Biographies/George Hendrickson

Tags: Battle For Teruel Member Of Communist Party Veterans of the Abraham Lincoln Brigade WWII Veteran Merchant Marine

Researcher: Miranda Lepri, Stuyvesant '21

George Sidney Hendrickson was born on December 21st, 1906. He was born to father George Hendrickson and mother Mary Carberry. His father worked many trades, from carpenter, to motorman, to hospital attendant. His mother was initially a saleswoman, but later became a public school teacher. Just as both of his parents had, Hendrickson grew up in Brooklyn, alongside siblings Elizabeth, Albert, Marietta, Margaret, and Monetta.

Hendrickson never graduated from high school, completing only his first year. After high school he served in the US Army. He also held various other jobs, such as manning train signals, and working as a radio operator. At the time of his volunteering for the war effort, he was single and living in the Bronx, working as a mechanic. Hendrickson became a member of the Communist Party, and the International Workers Order, in 1936. He went over to Spain with the first 96 volunteers aboard the Normandie on December 26, 1936, and arrived in Spain on January 11th, 1937.

In Spain, Hendrickson worked with transmissions, because he had been trained as a radio operator during his time in the Merchant Marines. He then went on to work as a wireless radio operator due to his particular skill. He served in the Abraham Lincoln Brigade until May 1937,  but spent the greater part of the war as a radio operator out of Valencia. He’s recorded as having worked under volunteer Óscar Hernández Rodríguez in Valencia. It’s also described, in Sidney Kaufman’s telling of the war, that he and Kaufman set up a radio while staying at a woman named Maria’s house, and listened to broadcasts announcing the arrival of the British consul in Cerbere.

In late 1937, the Lincoln Brigade was  deployed to defend the walled mountain town of Teruel against the anticipated Nationalist counterattack. That winter, from 1937 to 1938, is noted as having been one of the coldest on record. Many soldiers suffered frostbite. It was in these conditions that Hendrickson found himself working alone, on Christmas, out of an outpost in La Muela, Teruel.

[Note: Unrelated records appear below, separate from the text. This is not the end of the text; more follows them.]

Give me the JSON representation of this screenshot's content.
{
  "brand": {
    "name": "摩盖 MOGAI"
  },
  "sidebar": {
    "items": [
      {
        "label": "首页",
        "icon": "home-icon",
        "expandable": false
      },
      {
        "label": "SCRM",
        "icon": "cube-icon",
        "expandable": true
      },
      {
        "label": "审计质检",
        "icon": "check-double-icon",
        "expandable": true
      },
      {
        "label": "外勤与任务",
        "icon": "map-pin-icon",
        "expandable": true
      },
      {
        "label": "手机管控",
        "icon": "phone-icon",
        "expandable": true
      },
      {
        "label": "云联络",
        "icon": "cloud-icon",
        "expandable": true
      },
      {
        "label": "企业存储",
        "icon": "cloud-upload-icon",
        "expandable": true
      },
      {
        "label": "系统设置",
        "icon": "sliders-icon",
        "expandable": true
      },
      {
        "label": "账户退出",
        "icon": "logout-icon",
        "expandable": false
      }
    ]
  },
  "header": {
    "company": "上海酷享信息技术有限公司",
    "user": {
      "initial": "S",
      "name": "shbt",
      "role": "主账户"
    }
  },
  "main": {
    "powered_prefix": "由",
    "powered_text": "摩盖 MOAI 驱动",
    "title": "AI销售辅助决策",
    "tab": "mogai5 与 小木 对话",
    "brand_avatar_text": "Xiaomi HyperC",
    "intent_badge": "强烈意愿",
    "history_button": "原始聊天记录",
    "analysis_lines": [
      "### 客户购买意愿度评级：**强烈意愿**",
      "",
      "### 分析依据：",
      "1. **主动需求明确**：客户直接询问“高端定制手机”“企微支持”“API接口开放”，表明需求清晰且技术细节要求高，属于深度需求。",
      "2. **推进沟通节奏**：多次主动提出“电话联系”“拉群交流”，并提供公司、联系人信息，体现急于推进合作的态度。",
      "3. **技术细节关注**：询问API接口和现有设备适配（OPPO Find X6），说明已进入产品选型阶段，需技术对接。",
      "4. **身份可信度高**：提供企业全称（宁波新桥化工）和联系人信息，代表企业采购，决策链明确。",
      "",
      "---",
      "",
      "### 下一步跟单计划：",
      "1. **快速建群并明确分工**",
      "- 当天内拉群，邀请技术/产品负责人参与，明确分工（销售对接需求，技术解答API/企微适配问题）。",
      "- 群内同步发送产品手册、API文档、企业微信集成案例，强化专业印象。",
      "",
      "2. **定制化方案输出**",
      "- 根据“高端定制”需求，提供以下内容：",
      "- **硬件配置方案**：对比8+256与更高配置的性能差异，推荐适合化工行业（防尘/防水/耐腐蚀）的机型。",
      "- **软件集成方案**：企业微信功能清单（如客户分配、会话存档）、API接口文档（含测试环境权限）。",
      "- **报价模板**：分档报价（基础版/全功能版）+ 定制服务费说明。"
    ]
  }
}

Like many others, Hendrickson lost friends and peers in the war effort. Communication regarding these losses was limited on the warfront. Hendrickson wrote a letter to a fellow “comrade,” asking them to verify the reported death of Jim Ambers, an American who to his knowledge had never joined the battalion, at his current address in Spain. According to the letter, Hendrickson “knew [Ambers] well.”

Hendrickson returned to the United States on February 9th, 1939, with one of the final groups to leave Spain. He went on to serve during World War II, continuing his work as a radio operator for the Merchant Marines, and joined the Seven Seas Club in 1943, made primarily up of seamen who were also card-carrying Communists. On April 2nd, 1949, Hendrickson married Rosalind (Beatrice) Tvenstup. Rosalind herself had never completed her high school education, due to her family’s poverty and her mother’s illness, but instead worked many jobs. The Great Depression and Spanish Civil War were also formative for her, and she was a political activist and Communist like her husband.

In 1957, the Department of Defense notified George Hendrickson that his previous military clearance, from his many years of service, had been suspended. The notice listed the various reasons for this suspension, the primary ones being that Hendrickson was or had been a member of the Communist Party, International Workers Order, and served in the Abraham Lincoln Brigade in the Spanish Civil War. The letter explained that all three organizations had been “designated by the Attorney General… as organizations whose interests are in conflict with those of the United States.”
George Hendrickson died in Ossipee, New Hampshire, on October 30th, 1976, and was buried in Tewksbury, Massachusetts.


Crain, Caleb, et al. “The American Soldiers of the Spanish Civil War.” The New Yorker, 2016,

Fenton, Jerome D. “Notice of Suspension of Clearance.” Received by George Sidney Hendrickson, 8 Feb. 1957.
“The Flight by Sidney Kaufman.” The Volunteer, 2 May 2020,

“George Sidney Hendrickson.” Archives,


Hoff, Raymond M. Merriman's Diaries: Exegis. 2018.
Ink, Social. “Hendrickson, George Sidney.” The Abraham Lincoln Brigade Archives, 5 Aug. 2020,, and Legacy. “Rosalind Hendrickson Obituary (2009) - Newark, NJ - The Star-Ledger.”, Legacy, 8 Jan. 2009,

Документы Советской Эпохи: Просмотр Единицы Хранения,